* **Required action**:
Return every line of the records that includes the string "icon".

Segment Start: Supplied records

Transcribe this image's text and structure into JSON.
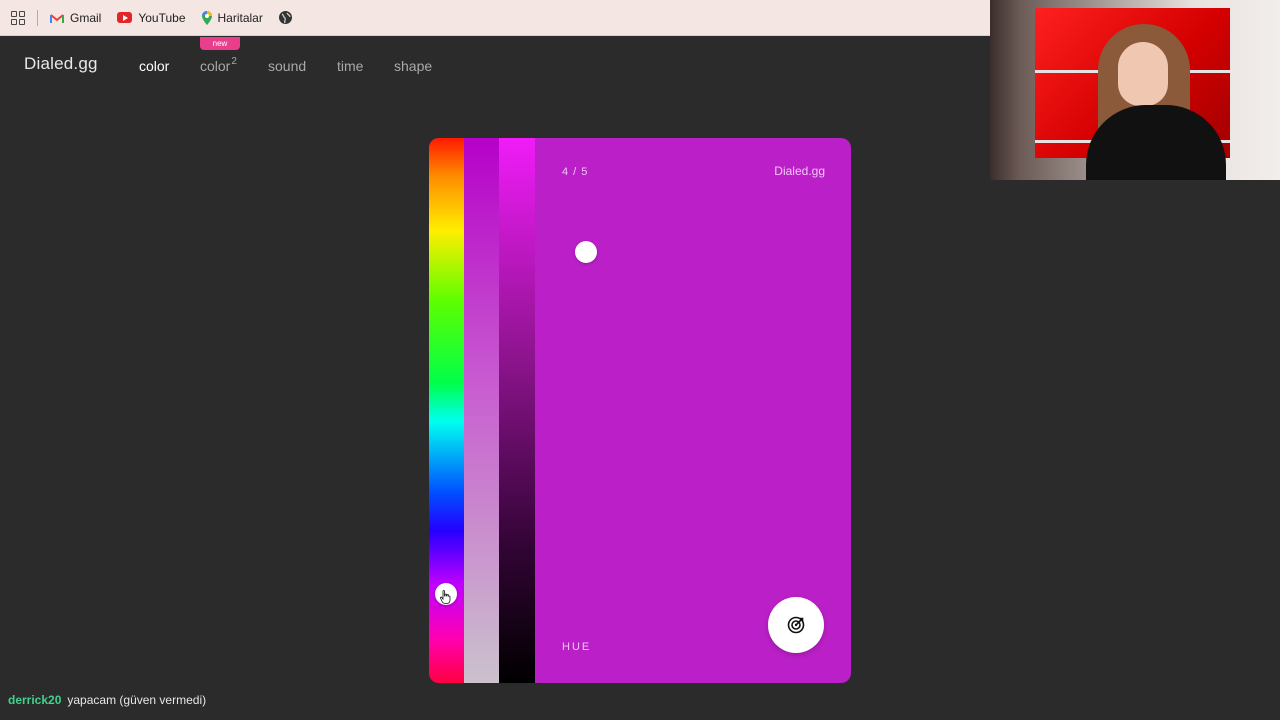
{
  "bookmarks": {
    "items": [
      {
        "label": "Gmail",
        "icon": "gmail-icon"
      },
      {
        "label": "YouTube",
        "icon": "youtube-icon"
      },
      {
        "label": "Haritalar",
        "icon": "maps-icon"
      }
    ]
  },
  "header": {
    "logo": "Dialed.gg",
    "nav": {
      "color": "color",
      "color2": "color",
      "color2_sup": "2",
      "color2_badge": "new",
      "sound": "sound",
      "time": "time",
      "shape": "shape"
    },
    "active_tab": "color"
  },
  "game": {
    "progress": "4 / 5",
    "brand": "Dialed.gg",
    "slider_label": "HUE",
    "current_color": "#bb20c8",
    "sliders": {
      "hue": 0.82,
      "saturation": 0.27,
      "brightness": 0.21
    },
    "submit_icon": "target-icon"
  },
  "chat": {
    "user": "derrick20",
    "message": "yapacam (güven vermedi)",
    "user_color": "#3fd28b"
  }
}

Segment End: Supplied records
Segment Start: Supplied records

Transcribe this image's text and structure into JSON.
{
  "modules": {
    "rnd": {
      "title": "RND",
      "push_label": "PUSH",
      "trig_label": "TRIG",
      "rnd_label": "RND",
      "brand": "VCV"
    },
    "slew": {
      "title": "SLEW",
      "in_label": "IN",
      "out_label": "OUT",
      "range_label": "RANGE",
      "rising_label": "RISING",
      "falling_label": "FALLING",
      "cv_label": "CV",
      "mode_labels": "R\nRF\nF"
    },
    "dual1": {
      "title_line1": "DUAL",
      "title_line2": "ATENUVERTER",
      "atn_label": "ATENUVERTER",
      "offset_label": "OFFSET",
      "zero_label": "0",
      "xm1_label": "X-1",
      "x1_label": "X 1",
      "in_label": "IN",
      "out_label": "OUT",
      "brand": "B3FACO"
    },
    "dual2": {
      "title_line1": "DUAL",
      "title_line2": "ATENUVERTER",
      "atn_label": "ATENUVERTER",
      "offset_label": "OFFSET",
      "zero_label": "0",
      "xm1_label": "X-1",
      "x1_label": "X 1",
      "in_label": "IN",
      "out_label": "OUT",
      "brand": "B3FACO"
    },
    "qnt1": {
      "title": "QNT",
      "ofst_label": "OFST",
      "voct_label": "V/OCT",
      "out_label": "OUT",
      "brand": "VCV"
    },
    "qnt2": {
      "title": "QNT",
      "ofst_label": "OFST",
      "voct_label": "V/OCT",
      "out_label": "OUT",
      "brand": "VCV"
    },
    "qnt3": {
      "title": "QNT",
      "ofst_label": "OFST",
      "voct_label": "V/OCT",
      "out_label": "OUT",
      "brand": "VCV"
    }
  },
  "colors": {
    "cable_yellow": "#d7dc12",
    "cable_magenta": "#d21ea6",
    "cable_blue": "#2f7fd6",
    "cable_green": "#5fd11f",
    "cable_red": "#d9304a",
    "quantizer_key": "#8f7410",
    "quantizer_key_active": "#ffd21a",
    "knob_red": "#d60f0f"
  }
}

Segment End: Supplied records

* **Result**:
        "icon": "gmail-icon"
        "icon": "youtube-icon"
        "icon": "maps-icon"
    "submit_icon": "target-icon"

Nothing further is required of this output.